Found this interesting video about the latest use for QR Codes on headstones in cemeteries. The QR Codes link to a page (similar to a Facebook page) about the deceased person, thus creating ‘living headstones’. Is this the future of memorialisation, or is social media for the deceased just taking it one step too far?
Archive for August, 2011
Recently Lachlan, a keen high school student from Adelaide joined the WhiteRhino team for a week of work experience. Lachlan’s passion is street art and graffiti, so we sent him out into the hidden laneways of Melbourne and this is what he discovered – see some of Melbourne’s finest street art shown through the eyes of Lachlan.
Top Left: Woman, by Sofles – Croft Alley. Top Right: Portrait, by Linz – Croft Alley. Below Left: Unknown – Hosier Lane. Below Right: Unknown – Hosier Lane.
Towards the end of the State of Design festival, Jeremy and I wandered into the city for some lunchtime inspiration.

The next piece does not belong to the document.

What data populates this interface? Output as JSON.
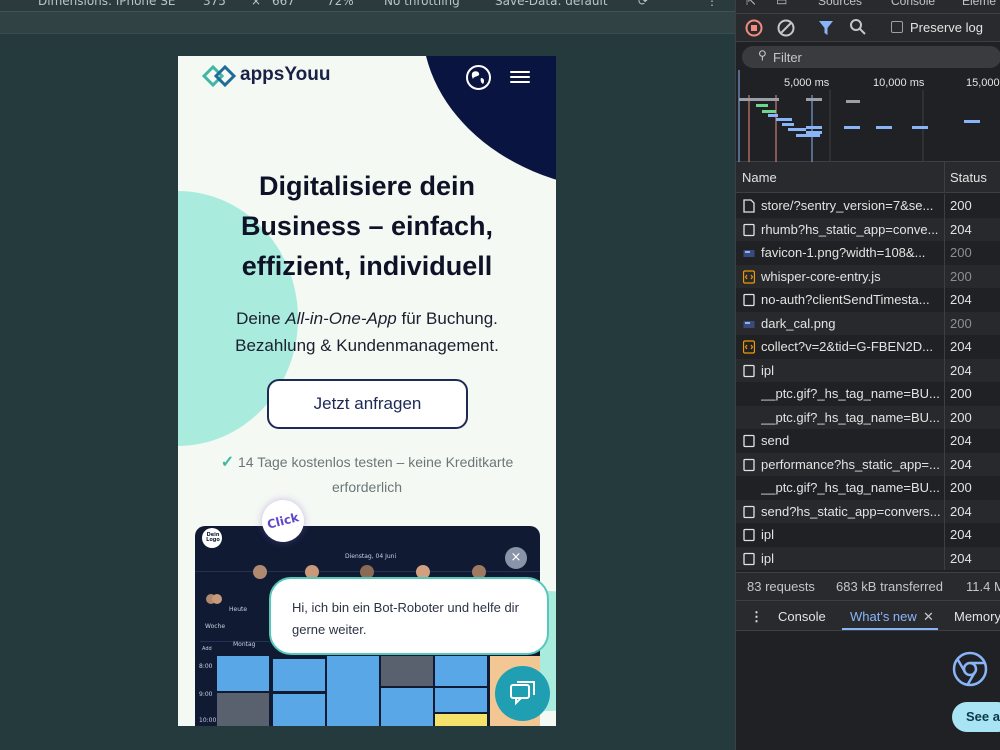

The exhibition we chose to view was ‘MIFF60: The Graphic Art of the Melbourne International Film Festival’. Whilst a very small exhibition, it was a comprehensive array of design collateral across the 60 years that MIFF has been running. What made this exhibition unique was seeing all these items as a collection, given that they were designed by different designers, studios and agencies over the years.
In the beginning, each year appeared to be a separate entity with a different design treatment each year. With the 1990s and 2000s came a marked difference with a more definite brand identity being developed and rolled out and a greater emphasis on sponsor logo inclusion. This also coincided with a change in the early 2000s when MIFF began using advertising agencies – the programmes became more magazine-like and began to heavily utilise imagery from the films rather than simply developing a branded graphic treatment.
Seeing designs from the 1950s, 60s, 70s and 80s gave an insight into the very different design trends of those era. As the State of Design website put it:
“… from the flat geometric designs of the Saul Bass inspired 1960s, through the psychedelic excursions of the 70s and the neo-pop surrealism of the 80s.”
It was very interesting to see how the brand and collateral has evolved over time and the varying approaches used by the different designers. Seeing a complete collection such as this was fascinating, not just in terms of the MIFF brand, but also in terms of the changing trends evident in design.